Cats are one of the most popular pets in the world. They are cute, cuddly, and can be great companions for humans. However, have you ever wondered when cats were domesticated? In this blog post, we will explore the history of domesticated cats.
The Origins of Cats
Cats are believed to have originated in the Middle East about 10,000 years ago. The first domestication of cats is thought to have occurred around 8,000 years ago in what is now modern-day Cyprus. Scientists believe that cats were attracted to human settlements because they provided a good source of food and shelter.
Evidence suggests that ancient Egyptians also began to domesticate cats around 4,000 years ago. These early Egyptians valued cats so highly that they even worshiped them as gods.

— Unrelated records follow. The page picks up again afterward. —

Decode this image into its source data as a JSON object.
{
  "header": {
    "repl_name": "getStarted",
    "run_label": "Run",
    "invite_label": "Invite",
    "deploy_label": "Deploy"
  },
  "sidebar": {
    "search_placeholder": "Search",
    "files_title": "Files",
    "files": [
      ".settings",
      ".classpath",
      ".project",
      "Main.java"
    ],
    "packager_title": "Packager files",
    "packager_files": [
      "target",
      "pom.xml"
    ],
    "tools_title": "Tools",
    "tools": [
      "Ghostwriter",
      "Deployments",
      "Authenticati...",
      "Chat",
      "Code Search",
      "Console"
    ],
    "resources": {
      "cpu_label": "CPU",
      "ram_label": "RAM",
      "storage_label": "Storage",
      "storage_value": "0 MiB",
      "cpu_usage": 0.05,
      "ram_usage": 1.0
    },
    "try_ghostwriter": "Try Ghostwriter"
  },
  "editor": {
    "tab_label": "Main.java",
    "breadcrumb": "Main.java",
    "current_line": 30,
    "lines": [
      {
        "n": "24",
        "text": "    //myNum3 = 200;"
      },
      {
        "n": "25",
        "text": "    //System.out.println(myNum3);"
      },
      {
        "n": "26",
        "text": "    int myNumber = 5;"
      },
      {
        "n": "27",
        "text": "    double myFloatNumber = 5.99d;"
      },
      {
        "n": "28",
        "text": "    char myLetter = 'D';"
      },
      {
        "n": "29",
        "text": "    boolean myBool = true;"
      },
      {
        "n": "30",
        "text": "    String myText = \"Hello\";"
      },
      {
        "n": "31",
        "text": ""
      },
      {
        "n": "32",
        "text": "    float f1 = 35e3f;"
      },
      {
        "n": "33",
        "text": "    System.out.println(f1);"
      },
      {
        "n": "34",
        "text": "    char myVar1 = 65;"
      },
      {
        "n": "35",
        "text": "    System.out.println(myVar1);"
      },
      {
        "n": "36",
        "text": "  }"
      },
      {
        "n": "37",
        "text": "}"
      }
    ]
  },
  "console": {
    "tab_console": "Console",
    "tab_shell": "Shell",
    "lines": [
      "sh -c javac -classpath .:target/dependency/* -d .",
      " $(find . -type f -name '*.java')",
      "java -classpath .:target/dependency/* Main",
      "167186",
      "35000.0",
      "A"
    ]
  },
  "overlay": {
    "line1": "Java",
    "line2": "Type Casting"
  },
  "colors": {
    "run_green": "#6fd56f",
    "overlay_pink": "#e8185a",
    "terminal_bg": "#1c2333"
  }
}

Unlike dogs who were selectively bred over thousands of years for specific traits such as herding or hunting abilities -cats’ relationship with humans has been much more casual and intuitive. Cats were allowed into homes simply because their presence was beneficial -they kept mice away from food stores- without any conscious effort on behalf of humans to breed them selectively for particular traits.
As a result today’s house cat still resembles its wild ancestors physically and genetically – it hasn’t undergone drastic changes like many other animals that people keep as pets (think pugs or bulldogs).
Modern-Day Domesticated Cats
Today’s domesticated cat looks very similar to its wild ancestor- Felis silvestris lybica– with some minor modifications: thinner bones allowing more agility indoors; smaller digestive tracts suited better digesting dry cat foods which dominate today’s market; modified vocalizations designed specifically towards eliciting human attention (meows).
In conclusion, scientists believe that the first domestication of cats occurred around 8,000 years ago in what is now modern-day Cyprus. Over time these felines spread throughout Europe and Asia, eventually reaching North America with the help of European settlers. Today’s domesticated cats still retain many of their wild traits, but they have evolved to become an essential part of our lives as pets and companions.